The more I learn about Pasadena, the more I'm convinced it's secretly just the set of an Eerie Indiana-type TV show. There is, quite simply, a gobsmacking amount of vaguely spooky shit going on up there.
There's the infamous Suicide Bridge, which is actually quite fun to go strolling on (and judging by the name, even more fun to go jumping off.) Suicide Bridge is apparently right down the street from an abandoned insane asylum, which probably came in very handy when Reagan decided to let all the mental patients loose on the streets in the 80s. There's the ruins of the White City Resort perched in the mountains above, its tennis courts scorched by fire, swimming pool now a cauldron of dirt and dead leaves. There's the Haunted Forest below, with its secret trails leading to claustrophobic tunnels and caves. (A hiker made a video of his Haunted Forest exploration, complete with helpful tips like "Do not go into this cave on your left; a man lives in there and he does not like to be disturbed."

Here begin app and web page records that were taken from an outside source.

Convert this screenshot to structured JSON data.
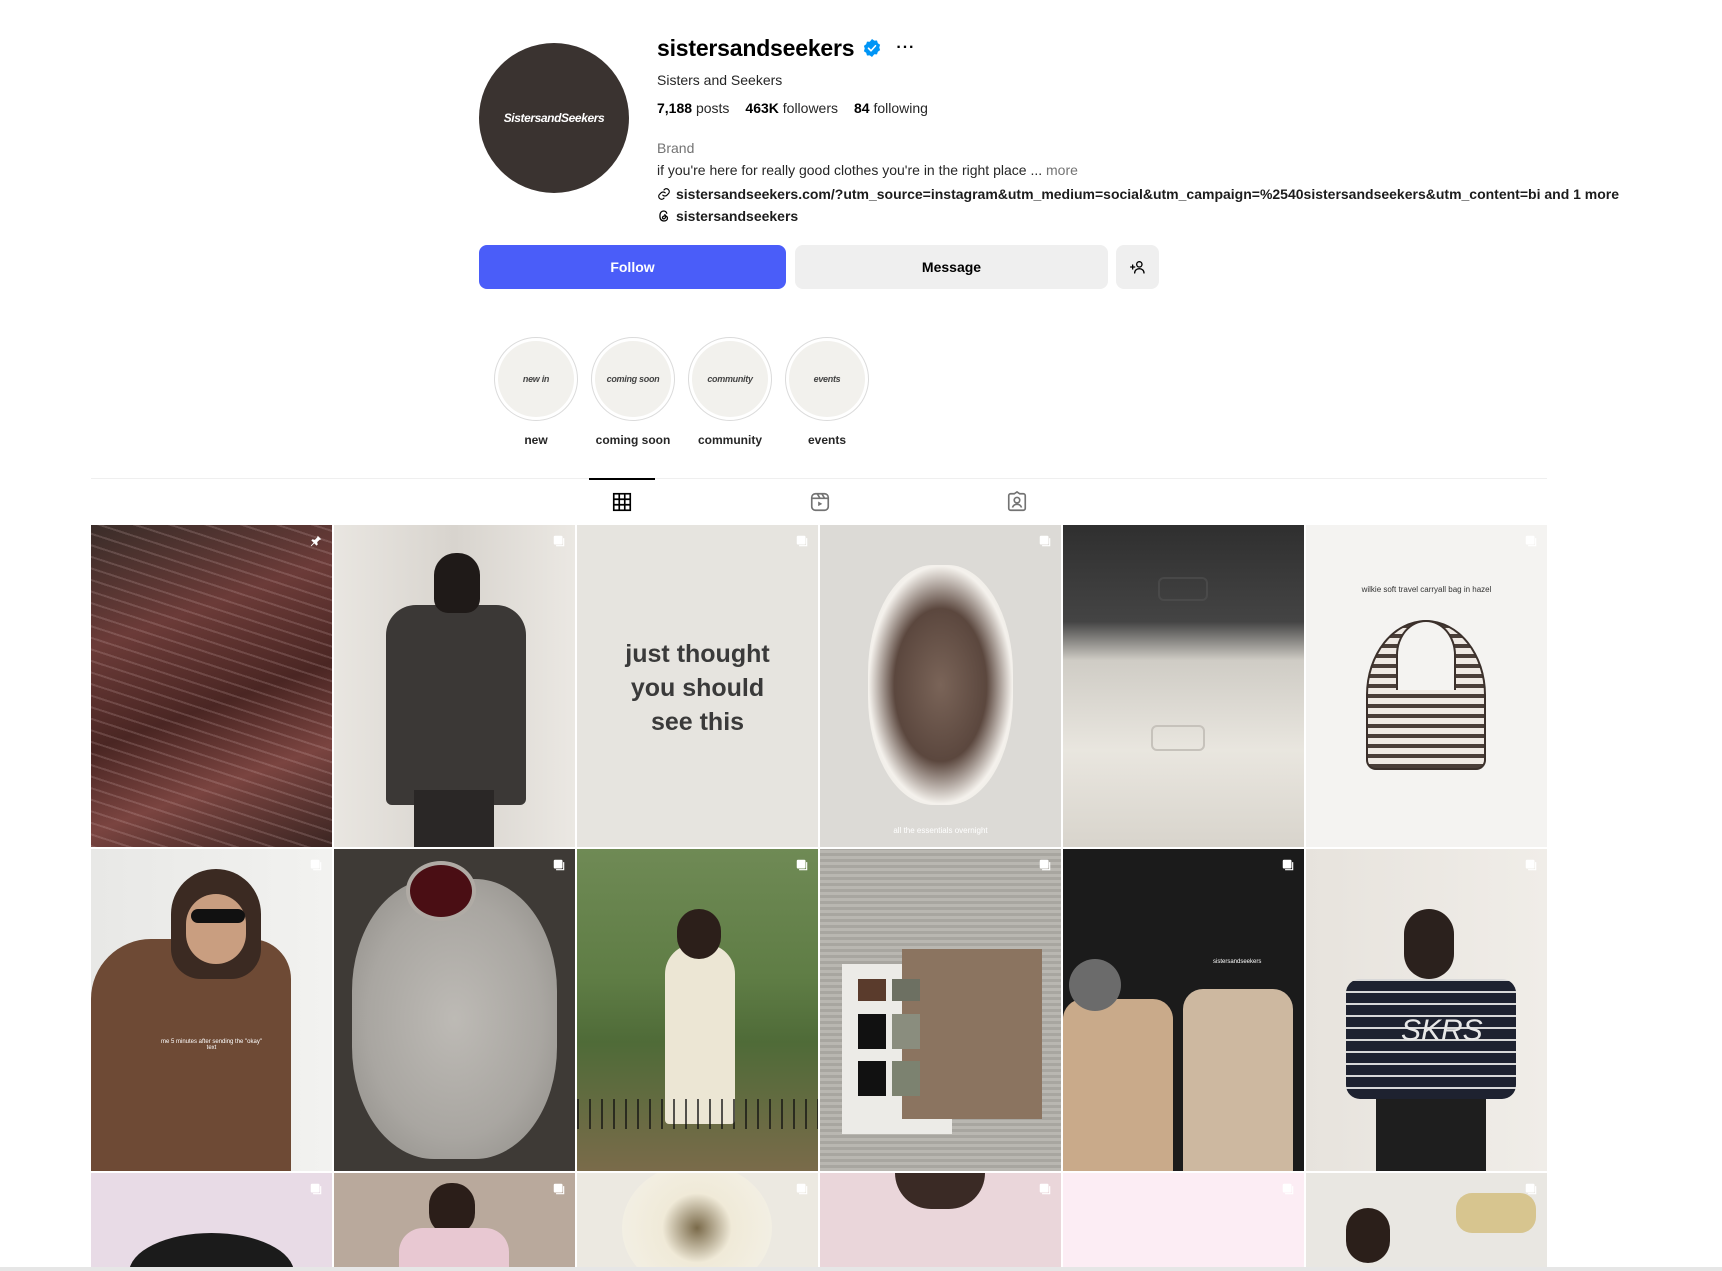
{
  "profile": {
    "avatar_text": "SistersandSeekers",
    "username": "sistersandseekers",
    "full_name": "Sisters and Seekers",
    "posts_count": "7,188",
    "posts_label": "posts",
    "followers_count": "463K",
    "followers_label": "followers",
    "following_count": "84",
    "following_label": "following",
    "category": "Brand",
    "bio": "if you're here for really good clothes you're in the right place ...",
    "bio_more": "more",
    "link": "sistersandseekers.com/?utm_source=instagram&utm_medium=social&utm_campaign=%2540sistersandseekers&utm_content=bi and 1 more",
    "threads_handle": "sistersandseekers"
  },
  "actions": {
    "follow": "Follow",
    "message": "Message"
  },
  "highlights": [
    {
      "cover_text": "new in",
      "label": "new"
    },
    {
      "cover_text": "coming soon",
      "label": "coming soon"
    },
    {
      "cover_text": "community",
      "label": "community"
    },
    {
      "cover_text": "events",
      "label": "events"
    }
  ],
  "tabs": [
    "posts-grid-icon",
    "reels-icon",
    "tagged-icon"
  ],
  "posts": [
    {
      "caption_overlay": ""
    },
    {
      "caption_overlay": ""
    },
    {
      "caption_overlay": "just thought you should see this"
    },
    {
      "caption_overlay": "all the essentials overnight"
    },
    {
      "caption_overlay": ""
    },
    {
      "caption_overlay": "wilkie soft travel carryall bag in hazel"
    },
    {
      "caption_overlay": "me 5 minutes after sending the \"okay\" text"
    },
    {
      "caption_overlay": ""
    },
    {
      "caption_overlay": ""
    },
    {
      "caption_overlay": ""
    },
    {
      "caption_overlay": "sistersandseekers"
    },
    {
      "caption_overlay": "SKRS"
    }
  ],
  "colors": {
    "follow_button": "#4a5df9",
    "verified_badge": "#0095f6",
    "avatar_bg": "#3a3330"
  }
}
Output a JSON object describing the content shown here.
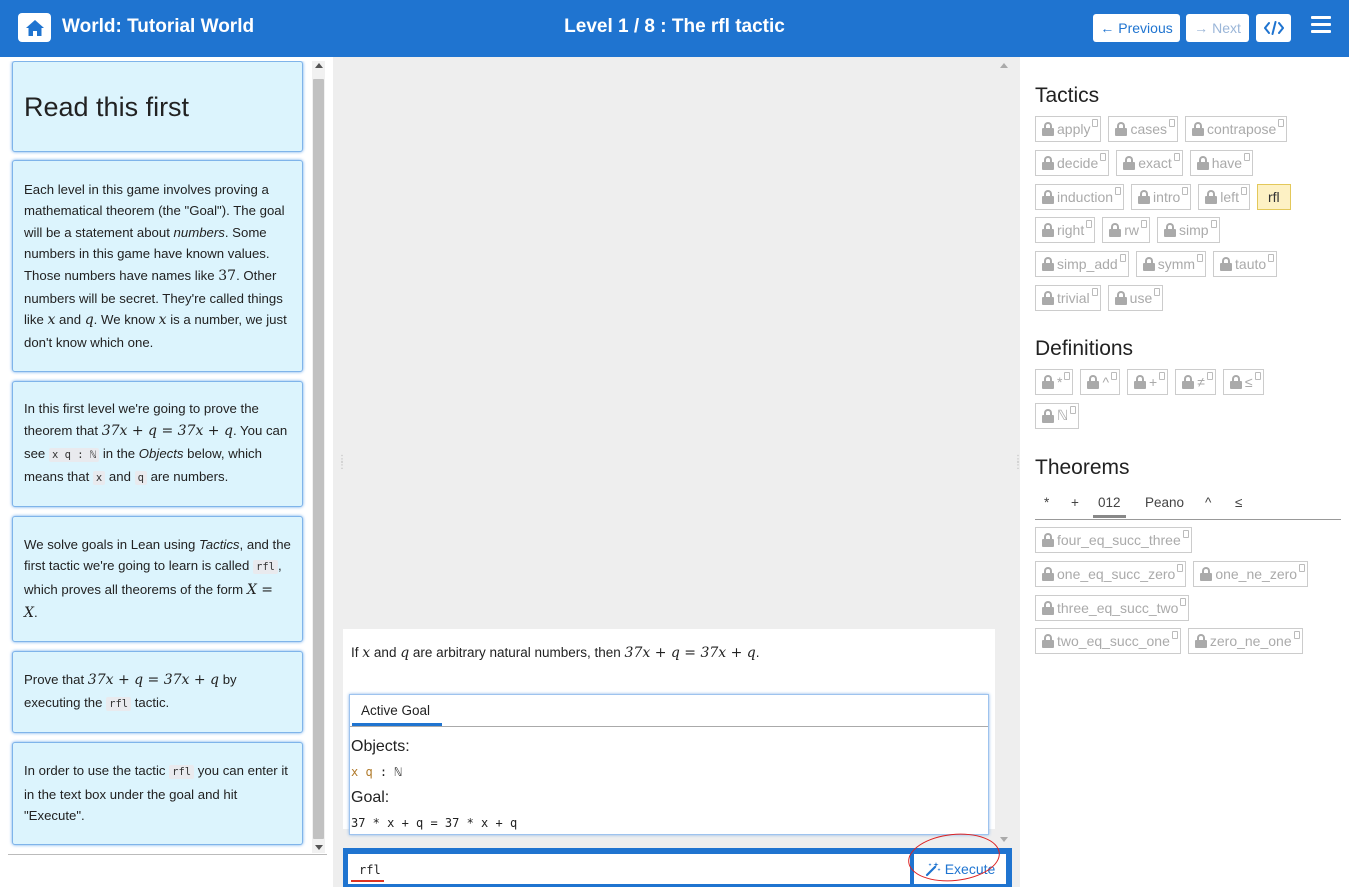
{
  "header": {
    "world_title": "World: Tutorial World",
    "level_title": "Level 1 / 8 : The rfl tactic",
    "previous_label": "Previous",
    "next_label": "Next"
  },
  "intro": {
    "title": "Read this first",
    "p1": {
      "a": "Each level in this game involves proving a mathematical theorem (the \"Goal\"). The goal will be a statement about ",
      "numbers": "numbers",
      "b": ". Some numbers in this game have known values. Those numbers have names like ",
      "num37": "37",
      "c": ". Other numbers will be secret. They're called things like ",
      "x": "x",
      "and": " and ",
      "q": "q",
      "d": ". We know ",
      "x2": "x",
      "e": " is a number, we just don't know which one."
    },
    "p2": {
      "a": "In this first level we're going to prove the theorem that ",
      "eq": "37x + q = 37x + q",
      "b": ". You can see ",
      "code1": "x q : ℕ",
      "c": " in the ",
      "objects": "Objects",
      "d": " below, which means that ",
      "code2": "x",
      "e": " and ",
      "code3": "q",
      "f": " are numbers."
    },
    "p3": {
      "a": "We solve goals in Lean using ",
      "tactics": "Tactics",
      "b": ", and the first tactic we're going to learn is called ",
      "code": "rfl",
      "c": ", which proves all theorems of the form ",
      "eq": "X = X",
      "d": "."
    },
    "p4": {
      "a": "Prove that ",
      "eq": "37x + q = 37x + q",
      "b": " by executing the ",
      "code": "rfl",
      "c": " tactic."
    },
    "p5": {
      "a": "In order to use the tactic ",
      "code": "rfl",
      "b": " you can enter it in the text box under the goal and hit \"Execute\"."
    }
  },
  "statement": {
    "a": "If ",
    "x": "x",
    "b": " and ",
    "q": "q",
    "c": " are arbitrary natural numbers, then ",
    "eq": "37x + q = 37x + q",
    "d": "."
  },
  "goal": {
    "tab": "Active Goal",
    "objects_label": "Objects:",
    "objects_vars": "x q",
    "objects_type": " : ℕ",
    "goal_label": "Goal:",
    "goal_expr": "37 * x + q = 37 * x + q"
  },
  "input": {
    "value": "rfl",
    "execute_label": "Execute"
  },
  "tactics": {
    "title": "Tactics",
    "rows": [
      [
        "apply",
        "cases",
        "contrapose"
      ],
      [
        "decide",
        "exact",
        "have"
      ],
      [
        "induction",
        "intro",
        "left",
        "rfl"
      ],
      [
        "right",
        "rw",
        "simp"
      ],
      [
        "simp_add",
        "symm",
        "tauto"
      ],
      [
        "trivial",
        "use"
      ]
    ],
    "active": "rfl"
  },
  "definitions": {
    "title": "Definitions",
    "rows": [
      [
        "*",
        "^",
        "+",
        "≠",
        "≤"
      ],
      [
        "ℕ"
      ]
    ]
  },
  "theorems": {
    "title": "Theorems",
    "tabs": [
      "*",
      "+",
      "012",
      "Peano",
      "^",
      "≤"
    ],
    "selected_tab": "012",
    "rows": [
      [
        "four_eq_succ_three"
      ],
      [
        "one_eq_succ_zero",
        "one_ne_zero"
      ],
      [
        "three_eq_succ_two"
      ],
      [
        "two_eq_succ_one",
        "zero_ne_one"
      ]
    ]
  },
  "colors": {
    "primary": "#1f74d0",
    "card_bg": "#dcf4fd",
    "active_chip": "#fdf1c4",
    "annotation_red": "#d22"
  }
}
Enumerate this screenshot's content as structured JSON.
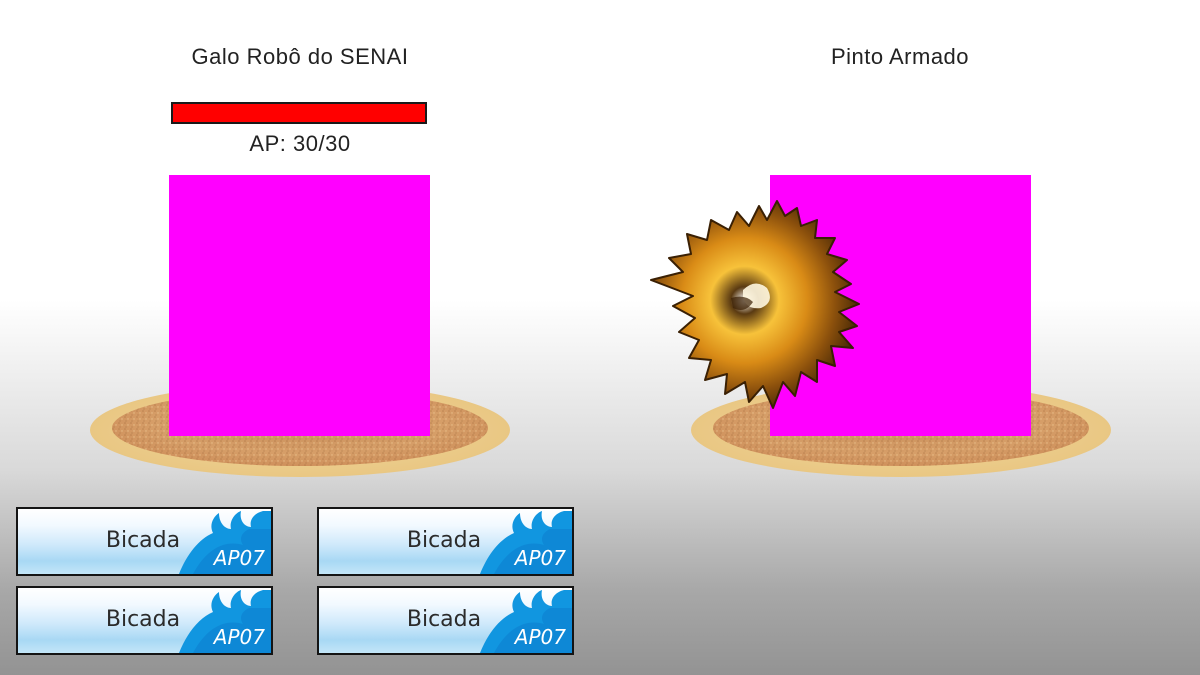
{
  "player": {
    "name": "Galo Robô do SENAI",
    "ap_text": "AP: 30/30",
    "hp_fraction": 1.0,
    "hp_color": "#ff0000",
    "sprite_color": "#ff00ff"
  },
  "enemy": {
    "name": "Pinto Armado",
    "sprite_color": "#ff00ff"
  },
  "effect": {
    "icon": "explosion-icon"
  },
  "skills": [
    {
      "label": "Bicada",
      "cost": "AP07"
    },
    {
      "label": "Bicada",
      "cost": "AP07"
    },
    {
      "label": "Bicada",
      "cost": "AP07"
    },
    {
      "label": "Bicada",
      "cost": "AP07"
    }
  ]
}
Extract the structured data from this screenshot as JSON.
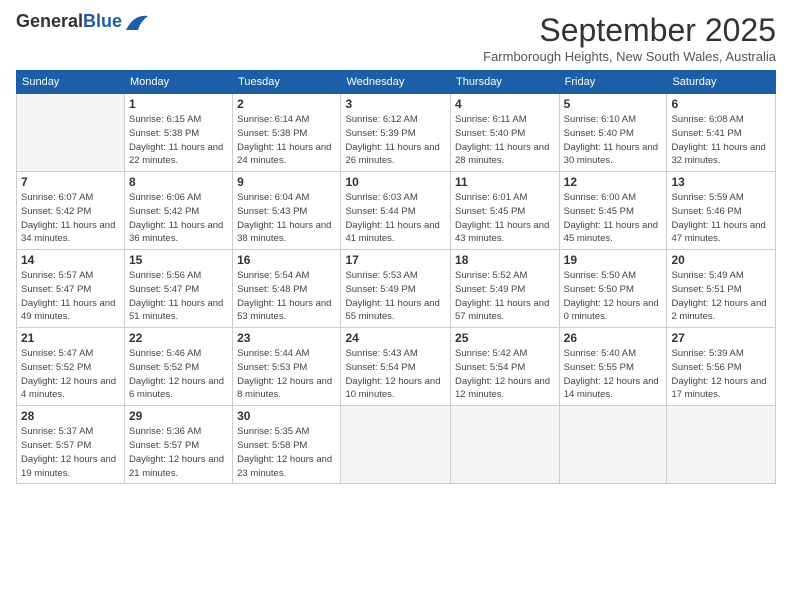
{
  "logo": {
    "general": "General",
    "blue": "Blue"
  },
  "title": "September 2025",
  "subtitle": "Farmborough Heights, New South Wales, Australia",
  "weekdays": [
    "Sunday",
    "Monday",
    "Tuesday",
    "Wednesday",
    "Thursday",
    "Friday",
    "Saturday"
  ],
  "weeks": [
    [
      {
        "day": "",
        "info": ""
      },
      {
        "day": "1",
        "info": "Sunrise: 6:15 AM\nSunset: 5:38 PM\nDaylight: 11 hours\nand 22 minutes."
      },
      {
        "day": "2",
        "info": "Sunrise: 6:14 AM\nSunset: 5:38 PM\nDaylight: 11 hours\nand 24 minutes."
      },
      {
        "day": "3",
        "info": "Sunrise: 6:12 AM\nSunset: 5:39 PM\nDaylight: 11 hours\nand 26 minutes."
      },
      {
        "day": "4",
        "info": "Sunrise: 6:11 AM\nSunset: 5:40 PM\nDaylight: 11 hours\nand 28 minutes."
      },
      {
        "day": "5",
        "info": "Sunrise: 6:10 AM\nSunset: 5:40 PM\nDaylight: 11 hours\nand 30 minutes."
      },
      {
        "day": "6",
        "info": "Sunrise: 6:08 AM\nSunset: 5:41 PM\nDaylight: 11 hours\nand 32 minutes."
      }
    ],
    [
      {
        "day": "7",
        "info": "Sunrise: 6:07 AM\nSunset: 5:42 PM\nDaylight: 11 hours\nand 34 minutes."
      },
      {
        "day": "8",
        "info": "Sunrise: 6:06 AM\nSunset: 5:42 PM\nDaylight: 11 hours\nand 36 minutes."
      },
      {
        "day": "9",
        "info": "Sunrise: 6:04 AM\nSunset: 5:43 PM\nDaylight: 11 hours\nand 38 minutes."
      },
      {
        "day": "10",
        "info": "Sunrise: 6:03 AM\nSunset: 5:44 PM\nDaylight: 11 hours\nand 41 minutes."
      },
      {
        "day": "11",
        "info": "Sunrise: 6:01 AM\nSunset: 5:45 PM\nDaylight: 11 hours\nand 43 minutes."
      },
      {
        "day": "12",
        "info": "Sunrise: 6:00 AM\nSunset: 5:45 PM\nDaylight: 11 hours\nand 45 minutes."
      },
      {
        "day": "13",
        "info": "Sunrise: 5:59 AM\nSunset: 5:46 PM\nDaylight: 11 hours\nand 47 minutes."
      }
    ],
    [
      {
        "day": "14",
        "info": "Sunrise: 5:57 AM\nSunset: 5:47 PM\nDaylight: 11 hours\nand 49 minutes."
      },
      {
        "day": "15",
        "info": "Sunrise: 5:56 AM\nSunset: 5:47 PM\nDaylight: 11 hours\nand 51 minutes."
      },
      {
        "day": "16",
        "info": "Sunrise: 5:54 AM\nSunset: 5:48 PM\nDaylight: 11 hours\nand 53 minutes."
      },
      {
        "day": "17",
        "info": "Sunrise: 5:53 AM\nSunset: 5:49 PM\nDaylight: 11 hours\nand 55 minutes."
      },
      {
        "day": "18",
        "info": "Sunrise: 5:52 AM\nSunset: 5:49 PM\nDaylight: 11 hours\nand 57 minutes."
      },
      {
        "day": "19",
        "info": "Sunrise: 5:50 AM\nSunset: 5:50 PM\nDaylight: 12 hours\nand 0 minutes."
      },
      {
        "day": "20",
        "info": "Sunrise: 5:49 AM\nSunset: 5:51 PM\nDaylight: 12 hours\nand 2 minutes."
      }
    ],
    [
      {
        "day": "21",
        "info": "Sunrise: 5:47 AM\nSunset: 5:52 PM\nDaylight: 12 hours\nand 4 minutes."
      },
      {
        "day": "22",
        "info": "Sunrise: 5:46 AM\nSunset: 5:52 PM\nDaylight: 12 hours\nand 6 minutes."
      },
      {
        "day": "23",
        "info": "Sunrise: 5:44 AM\nSunset: 5:53 PM\nDaylight: 12 hours\nand 8 minutes."
      },
      {
        "day": "24",
        "info": "Sunrise: 5:43 AM\nSunset: 5:54 PM\nDaylight: 12 hours\nand 10 minutes."
      },
      {
        "day": "25",
        "info": "Sunrise: 5:42 AM\nSunset: 5:54 PM\nDaylight: 12 hours\nand 12 minutes."
      },
      {
        "day": "26",
        "info": "Sunrise: 5:40 AM\nSunset: 5:55 PM\nDaylight: 12 hours\nand 14 minutes."
      },
      {
        "day": "27",
        "info": "Sunrise: 5:39 AM\nSunset: 5:56 PM\nDaylight: 12 hours\nand 17 minutes."
      }
    ],
    [
      {
        "day": "28",
        "info": "Sunrise: 5:37 AM\nSunset: 5:57 PM\nDaylight: 12 hours\nand 19 minutes."
      },
      {
        "day": "29",
        "info": "Sunrise: 5:36 AM\nSunset: 5:57 PM\nDaylight: 12 hours\nand 21 minutes."
      },
      {
        "day": "30",
        "info": "Sunrise: 5:35 AM\nSunset: 5:58 PM\nDaylight: 12 hours\nand 23 minutes."
      },
      {
        "day": "",
        "info": ""
      },
      {
        "day": "",
        "info": ""
      },
      {
        "day": "",
        "info": ""
      },
      {
        "day": "",
        "info": ""
      }
    ]
  ]
}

My favorite amongst these eerie treasures is the Gravity Hill. Situated on a winding mountain street in Altadena, it's a section of road wherein a driver can put their car in neutral and then start traveling "up" the hill. Science tells us it's just an optical illusion, but I prefer to approach this with a "teach the controversy" mindframe and say that the forces pushing your car up that hill could just as easily be the ghosts of children killed in a spectacular schoolbus accident. (Science, after all, is just its own form of faith.)
Remember in high school, when you'd first gotten your drivers license, and your heart would flood with giddiness just at the prospect of going aimlessly exploring in your car? Gravity Hill will take you back to that space in your mind, free of charge.*
*The ghost-kids may request a 10% tip for pushing your car up the hill.
- WHAT: Pasadena's Gravity Hill
- WHERE: Directions are here
- WHEN: The neighborhood frowns on loitering, but do your thing
- $$$: Free